*Illustration by Harry Campbell, from Wired
This article at Wired on the evolution of office space and many of the comments it received affirmed for me again that the workplace is shackled by policies and practices that continue to interfere with the growth and achievement of American organizations.
There are many reasons for this, but I think these two are dominant:
- The workspace is planned and managed by a group of people who are measured by the cost of their operation to the organization.
- Organizational hierarchies, exhibited in workspace footprints, perpetuate the desire for and the demand for personal space that has nothing to do with the work we do.
I remember the first time I acted as an agent, of sorts, for a facilities group. Designing a major corporate headquarters facility a couple of decades ago, we engaged in a discussion of concepts and approaches to the design of the staff workspaces. The "breakthrough" idea promoted by the client's facilities leadership was "one size fits all." With legacy information about the hassles and costs of moving staff in an increasingly dynamic business context, thy argued that all workstations should be the same size, enabling "box moves" whenever relocating staff, and therefore saving considerable dollars in the management of the physical workplace.
What is interesting in looking back on this is the realization that we were being uniquely thoughtful about the spaces and places where the technical work of the organization was being done, but designing the places where people did most of their work without consideration of the nature of that work. The organization, like almost any modern corporation, had a significant diversity of staff disciplines and roles. The space we planned for them were, however, homogenous and generalized, failing to account for differences between accounting and engineering, between design and project management, between concept development and purchasing.
In another aspect of current practice, it is difficult to recall organizations whose workplace planning standards do not have at least a dozen different space allocations and other considerations associated with title. While these standards have some consideration for the differences in work modes between different classifications of people, they make no differentiation for different disciplines in those classifications. So again, if I am of a rank in an organization my workstation is assigned without consideration of my role as a designer, accountant, manager, engineer, code writer, etc.
And, since space is associated with hierarchy, and space and place are the most visible manifestations of recognition in the workplace, then I tend to make advancement my objective and use the tools and techniques of advancement as my guide to the work that i do. In other words, the key mission and goals of the organization may be sacrificed to mediocre achievement as the employees of the organization work to individual goals before the good of customers and clients of the organization.
So the illustration and categorization that appeared in the Wired article is a reminder of the issues and considerations in modern office planning and design.
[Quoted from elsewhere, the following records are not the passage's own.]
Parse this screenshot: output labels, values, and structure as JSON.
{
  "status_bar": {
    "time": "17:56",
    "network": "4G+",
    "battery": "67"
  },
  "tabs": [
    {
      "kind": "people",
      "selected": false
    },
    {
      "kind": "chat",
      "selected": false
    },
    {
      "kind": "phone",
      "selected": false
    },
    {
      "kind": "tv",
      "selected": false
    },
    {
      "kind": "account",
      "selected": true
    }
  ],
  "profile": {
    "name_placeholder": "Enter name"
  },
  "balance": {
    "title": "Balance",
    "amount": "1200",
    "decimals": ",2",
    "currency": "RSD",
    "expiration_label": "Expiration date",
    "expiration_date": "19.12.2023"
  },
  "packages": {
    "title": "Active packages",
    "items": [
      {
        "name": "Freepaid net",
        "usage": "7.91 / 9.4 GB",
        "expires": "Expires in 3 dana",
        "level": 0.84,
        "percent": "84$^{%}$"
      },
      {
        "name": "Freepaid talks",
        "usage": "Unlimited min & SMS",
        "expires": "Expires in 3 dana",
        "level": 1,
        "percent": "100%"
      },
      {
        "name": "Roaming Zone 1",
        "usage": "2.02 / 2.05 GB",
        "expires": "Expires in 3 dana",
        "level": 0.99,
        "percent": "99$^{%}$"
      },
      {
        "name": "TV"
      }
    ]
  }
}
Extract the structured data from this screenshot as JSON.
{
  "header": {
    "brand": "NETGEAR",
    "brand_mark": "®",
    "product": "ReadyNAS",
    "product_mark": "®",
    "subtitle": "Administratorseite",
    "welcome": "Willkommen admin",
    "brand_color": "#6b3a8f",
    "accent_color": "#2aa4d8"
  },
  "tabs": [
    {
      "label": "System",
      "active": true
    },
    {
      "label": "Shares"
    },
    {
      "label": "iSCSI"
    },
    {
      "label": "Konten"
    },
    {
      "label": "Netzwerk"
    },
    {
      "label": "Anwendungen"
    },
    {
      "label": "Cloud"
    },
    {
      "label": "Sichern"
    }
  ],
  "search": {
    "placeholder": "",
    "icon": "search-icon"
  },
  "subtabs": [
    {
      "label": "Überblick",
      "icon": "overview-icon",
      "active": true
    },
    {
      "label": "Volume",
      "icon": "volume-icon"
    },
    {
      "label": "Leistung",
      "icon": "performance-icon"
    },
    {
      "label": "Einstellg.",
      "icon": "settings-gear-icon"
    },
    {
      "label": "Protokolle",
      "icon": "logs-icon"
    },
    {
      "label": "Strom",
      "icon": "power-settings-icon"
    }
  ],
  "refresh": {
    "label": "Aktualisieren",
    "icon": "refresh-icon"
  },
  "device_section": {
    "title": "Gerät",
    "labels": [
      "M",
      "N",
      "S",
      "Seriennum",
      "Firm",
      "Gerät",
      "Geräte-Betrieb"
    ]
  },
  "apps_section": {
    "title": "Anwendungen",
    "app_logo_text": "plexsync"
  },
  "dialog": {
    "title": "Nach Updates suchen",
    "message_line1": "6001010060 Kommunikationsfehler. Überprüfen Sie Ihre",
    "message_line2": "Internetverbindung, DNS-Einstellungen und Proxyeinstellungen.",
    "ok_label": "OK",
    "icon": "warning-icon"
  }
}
The title, referencing how the form of the workplace "reflects changing attitudes toward work," might more accurately be titled, "how work attitudes are shaped by the form of the office." I think that where form is a given before the work of the organization is deeply understood, then the design of the workspace may have the implication of expressing the organization's purpose and values incorrectly and diverting the attention of those who work there from the achievement of better things.
I offer a couple of suggestions on the way to better approaches to planning and design---
- There is now a very good body of research, information and evidence to empower in-house facilities managers to engage the C-suite in a discussion and exploration of the positive and direct impact that good workplace design can have on the performance of the organization and the people in the organization. This can then lead to the use of better planning tools, identification of better measurables in planning and implementation, the development of better programs and the achievement of design that motivates and support performance.
- Try aligning the formal lexicon of the workspace with the values lexicon of the organization. Inversely, if your objective is "innovation," how does a space assignment to "vice president" make sense? Observe what effective people in the organization do, and generate space typologies around those activities. What for example, are the typologies that support "collaborating" or "socializing" or "focusing"? Develop some initial concepts based on observations and analysis, try them out in a pilot project, adjust them from what you learn. Then start measuring the growth of the organization.